History and Habitat. This tree is indigenous to the central and southern belts of the United States, and so fully cultivated in the northern parts, that it now grows there spontaneously, blossoming in may and June. The inner bark of the roots, stem, and inner coating of the pods is sweet and mucilaginous. The seeds, upon pressure, yield a large quantity of oil. The are quite acrid, but lose this quality upon boiling; they then furnish a pleasant, nutritious article of food, much esteemed by the aborigines. The yellow locust should take first rank among ornamental trees to be planted by settlers in the West, not only on account of its beautiful foliage and fragrant flowers (points of great use for shade and honey.), but also for its invaluable wood. Locust is well known for its great durability, even when thoroughly exposed, and is thus exceedingly valuable for fence - posts, railroad ties and supports for structures generally.
     Robinia is not mentioned in the U. S. Ph. It has a place, but is not officinal, in the Eclectic Materia Medica.
     PART USED AND PREPARATION. The fresh bark of the young twigs is chopped and pounded to a pulp and weighed. Then two parts by weight of alcohol are taken, the pulp mixed thoroughly with one - sixth part of it and the rest of the alcohol added. After having stirred the whole well it is poured into a well - stoppered bottle and allowed to stand eight days in a dark, cool place. The tincture is then separated by straining and filtering. Thus prepared, it has a beautiful, clear, reddish - orange color by transmitted light, a dry, sweetish taste peculiar to the inner bark, and a decided acid reaction.

 Description: A tree, up to 25m in height with deep furrowed brown bark and prickly branches; young stems and peduncles finely pubescent; stipules frequently modified into stout woody thorns; leaflets 7 to 19, oval to elliptical, round or truncate and mucronate at the apex, glabrous or slightly pubescent while young, 2 to 4 cm long. Flowers white very fragrant, 2 to 2.5 cm long, manyin pendulous puberlous racemes; calyx finely pubescent, the upper lip truncate or broadly notched. Fruit linear - oblong, reddish brown, flat, 5 to 10 cm long.
     Part used: Bark of root and stem.
     Microscopical: Root bark T.L.S. shows of a periderm with a phloem. 18 to 20 cells wide; a phellogen and a phelloderm, forming at places rhytodomes (enclosing secondary cortical and secondary phloem parenchyma between alternating zones of phellun); phloem rays spindle shaped, 2 to 8 cells, wide. Other element are phloem parenchyma sieve tubes, bast crystal fibres; branchysplereids at times among phloem parenchyma. Powder crystal fibres. 1050 to 2100U by 60 - 90U with rhomboid crystals 60 to 90U by 45 to 52.5U; sieve tubes 165 - 231 U by 26.9 U; branchysclereid 40 - 92U by32 - 60U.

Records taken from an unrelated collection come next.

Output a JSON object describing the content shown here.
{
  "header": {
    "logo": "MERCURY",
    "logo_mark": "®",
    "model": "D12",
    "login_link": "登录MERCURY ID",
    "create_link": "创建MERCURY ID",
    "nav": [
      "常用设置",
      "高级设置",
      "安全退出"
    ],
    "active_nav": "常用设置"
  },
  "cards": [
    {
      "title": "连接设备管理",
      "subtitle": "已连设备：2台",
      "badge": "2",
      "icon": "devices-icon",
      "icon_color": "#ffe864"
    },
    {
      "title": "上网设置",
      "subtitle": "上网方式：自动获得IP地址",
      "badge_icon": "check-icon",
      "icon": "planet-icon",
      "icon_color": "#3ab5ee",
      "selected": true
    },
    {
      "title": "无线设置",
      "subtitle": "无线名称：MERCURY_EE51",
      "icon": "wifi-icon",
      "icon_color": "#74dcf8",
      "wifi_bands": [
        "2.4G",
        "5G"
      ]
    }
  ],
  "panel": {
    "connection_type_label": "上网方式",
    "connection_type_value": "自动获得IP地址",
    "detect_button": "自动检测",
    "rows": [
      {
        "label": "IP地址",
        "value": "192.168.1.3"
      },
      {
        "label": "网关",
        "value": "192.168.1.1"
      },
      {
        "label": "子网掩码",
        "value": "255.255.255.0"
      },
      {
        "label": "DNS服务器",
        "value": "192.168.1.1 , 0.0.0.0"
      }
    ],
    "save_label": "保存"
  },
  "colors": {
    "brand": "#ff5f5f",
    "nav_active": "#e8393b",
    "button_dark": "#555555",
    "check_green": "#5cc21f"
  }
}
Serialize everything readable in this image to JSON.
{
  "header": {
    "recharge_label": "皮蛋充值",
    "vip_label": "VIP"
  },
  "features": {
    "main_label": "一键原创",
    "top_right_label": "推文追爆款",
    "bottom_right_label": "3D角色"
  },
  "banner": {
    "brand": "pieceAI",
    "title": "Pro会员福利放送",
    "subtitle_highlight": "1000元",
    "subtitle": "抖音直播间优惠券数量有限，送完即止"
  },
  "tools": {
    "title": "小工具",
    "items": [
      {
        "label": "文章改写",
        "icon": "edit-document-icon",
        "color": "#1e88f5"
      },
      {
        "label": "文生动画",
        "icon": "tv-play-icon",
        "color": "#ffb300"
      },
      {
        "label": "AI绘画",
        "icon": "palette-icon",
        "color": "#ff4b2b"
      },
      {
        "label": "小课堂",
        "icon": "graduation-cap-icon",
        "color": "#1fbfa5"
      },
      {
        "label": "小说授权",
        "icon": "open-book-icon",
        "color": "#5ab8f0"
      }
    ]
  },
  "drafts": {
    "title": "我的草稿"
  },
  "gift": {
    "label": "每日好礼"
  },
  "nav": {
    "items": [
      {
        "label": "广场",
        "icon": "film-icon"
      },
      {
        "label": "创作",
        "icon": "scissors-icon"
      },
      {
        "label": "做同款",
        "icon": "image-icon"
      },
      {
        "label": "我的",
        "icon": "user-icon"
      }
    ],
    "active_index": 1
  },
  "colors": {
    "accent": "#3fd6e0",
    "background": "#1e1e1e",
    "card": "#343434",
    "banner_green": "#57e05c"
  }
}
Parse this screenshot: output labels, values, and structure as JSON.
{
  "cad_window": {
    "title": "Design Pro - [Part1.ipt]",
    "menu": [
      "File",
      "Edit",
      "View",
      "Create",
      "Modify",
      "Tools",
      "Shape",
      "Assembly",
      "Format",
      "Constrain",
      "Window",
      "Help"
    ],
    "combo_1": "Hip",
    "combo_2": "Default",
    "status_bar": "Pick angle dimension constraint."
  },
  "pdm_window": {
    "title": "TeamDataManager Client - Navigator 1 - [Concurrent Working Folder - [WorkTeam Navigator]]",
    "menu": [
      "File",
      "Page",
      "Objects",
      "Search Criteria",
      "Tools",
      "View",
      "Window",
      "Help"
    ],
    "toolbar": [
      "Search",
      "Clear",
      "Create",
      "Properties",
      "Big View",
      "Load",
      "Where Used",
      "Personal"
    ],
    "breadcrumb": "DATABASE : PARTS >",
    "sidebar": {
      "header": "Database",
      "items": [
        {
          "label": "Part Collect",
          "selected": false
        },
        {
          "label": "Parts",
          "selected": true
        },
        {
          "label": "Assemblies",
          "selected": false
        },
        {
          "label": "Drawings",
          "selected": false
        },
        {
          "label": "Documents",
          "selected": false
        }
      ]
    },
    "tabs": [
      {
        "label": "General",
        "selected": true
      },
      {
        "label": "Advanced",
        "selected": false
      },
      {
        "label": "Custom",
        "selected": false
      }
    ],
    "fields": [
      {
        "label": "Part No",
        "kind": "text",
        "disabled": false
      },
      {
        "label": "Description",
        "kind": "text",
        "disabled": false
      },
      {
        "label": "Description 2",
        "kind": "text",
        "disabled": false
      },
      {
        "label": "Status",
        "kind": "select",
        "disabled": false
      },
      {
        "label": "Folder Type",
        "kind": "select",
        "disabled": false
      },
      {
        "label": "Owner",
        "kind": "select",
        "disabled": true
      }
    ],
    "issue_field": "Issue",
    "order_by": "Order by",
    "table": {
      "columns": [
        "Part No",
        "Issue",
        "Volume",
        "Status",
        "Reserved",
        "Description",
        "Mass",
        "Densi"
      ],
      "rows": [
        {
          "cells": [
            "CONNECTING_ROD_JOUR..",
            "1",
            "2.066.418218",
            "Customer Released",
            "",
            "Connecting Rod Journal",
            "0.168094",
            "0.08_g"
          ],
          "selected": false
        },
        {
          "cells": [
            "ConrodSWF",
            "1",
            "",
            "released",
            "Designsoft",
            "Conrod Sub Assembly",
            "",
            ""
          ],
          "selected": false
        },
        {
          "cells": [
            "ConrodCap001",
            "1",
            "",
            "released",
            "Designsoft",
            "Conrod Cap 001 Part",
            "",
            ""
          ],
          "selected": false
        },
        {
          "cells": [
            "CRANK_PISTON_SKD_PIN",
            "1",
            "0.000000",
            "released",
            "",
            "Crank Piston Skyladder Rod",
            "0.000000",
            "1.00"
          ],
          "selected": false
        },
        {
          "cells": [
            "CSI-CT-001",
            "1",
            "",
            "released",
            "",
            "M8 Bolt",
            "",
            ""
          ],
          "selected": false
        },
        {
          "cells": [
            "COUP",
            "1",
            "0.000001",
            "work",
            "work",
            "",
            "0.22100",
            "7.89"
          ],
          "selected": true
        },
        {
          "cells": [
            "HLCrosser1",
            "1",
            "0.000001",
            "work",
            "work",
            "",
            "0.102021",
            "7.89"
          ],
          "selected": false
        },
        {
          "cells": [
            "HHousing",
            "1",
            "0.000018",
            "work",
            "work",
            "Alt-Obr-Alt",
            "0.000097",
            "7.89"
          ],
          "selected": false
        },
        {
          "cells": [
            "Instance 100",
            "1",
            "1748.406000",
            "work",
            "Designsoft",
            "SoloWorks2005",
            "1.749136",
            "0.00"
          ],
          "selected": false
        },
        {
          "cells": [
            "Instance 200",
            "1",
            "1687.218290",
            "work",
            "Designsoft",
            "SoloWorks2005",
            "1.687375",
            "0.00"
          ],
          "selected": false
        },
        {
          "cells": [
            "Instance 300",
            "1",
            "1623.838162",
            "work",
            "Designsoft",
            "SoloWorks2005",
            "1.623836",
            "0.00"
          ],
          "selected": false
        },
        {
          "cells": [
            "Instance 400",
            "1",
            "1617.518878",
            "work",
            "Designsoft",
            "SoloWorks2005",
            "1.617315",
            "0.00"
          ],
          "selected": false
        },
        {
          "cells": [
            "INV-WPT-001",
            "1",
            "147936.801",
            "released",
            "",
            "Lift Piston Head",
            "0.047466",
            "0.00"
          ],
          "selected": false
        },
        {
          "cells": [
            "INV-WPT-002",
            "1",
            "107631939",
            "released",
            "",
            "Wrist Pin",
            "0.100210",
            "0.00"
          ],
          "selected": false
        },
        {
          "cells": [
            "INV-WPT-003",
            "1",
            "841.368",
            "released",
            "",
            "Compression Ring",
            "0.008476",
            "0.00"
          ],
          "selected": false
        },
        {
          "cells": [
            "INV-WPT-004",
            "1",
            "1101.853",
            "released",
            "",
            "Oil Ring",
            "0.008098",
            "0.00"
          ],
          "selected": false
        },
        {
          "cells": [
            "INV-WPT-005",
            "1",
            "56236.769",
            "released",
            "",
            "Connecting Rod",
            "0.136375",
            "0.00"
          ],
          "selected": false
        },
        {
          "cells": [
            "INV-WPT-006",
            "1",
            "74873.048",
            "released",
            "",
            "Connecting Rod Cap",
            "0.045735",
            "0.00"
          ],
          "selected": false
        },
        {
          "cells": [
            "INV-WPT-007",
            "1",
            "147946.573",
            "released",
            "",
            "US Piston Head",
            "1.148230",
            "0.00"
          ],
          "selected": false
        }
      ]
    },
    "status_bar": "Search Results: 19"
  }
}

     Stem bark - in R.L.S. shows a wide periderm, containing alternate zones of phellum, secondary cortical and phloem parenchyma (forming rhytodomes); numerous sclerenchyma and crystal fibres distributed all over, and branchysclecids towards the periphery, phloem rays at right angles to the phloem parenchyma, sieve tubes, bast and crystal fibres. T.L.S. phloem rays spindle shaped, 3 to 9 cells wide, parallel to the phloem parenchyma, sieve tubes, bast and crystal fibres; rhomboid crystals 16 - 24 U by 9.0 to 16U.
     Identification: (i) To 2 ml of alcoholic extract, add 0.5 ml of 10 per cent aqueous lead acetate solution; a yellowish brown colour is produced.
     (ii) To 2 ml of alcoholic extract, add a little magnesium metal powder and a few drops of dilute hydrochloric acid; the solution becomes red.
     (iii) To 2 ml of alcoholic extract, add 2 drops of alcoholic ferric chloride solution; the solution becomes green, turns black on standing.
     (iv) T.L.C. with benzene: pyridine: formic acid (30:9:5) as mobile phase and spraying with ammonia, seven spots visible under U.V. light at Rf. 0.93, 0.80, 0.71, 0.36, 0.20, 0.95, 0.59.
     Distribution: United States, Southern Pennysylvania to Illinois, extensively naturalised in Europe, cultivated in India (Simla).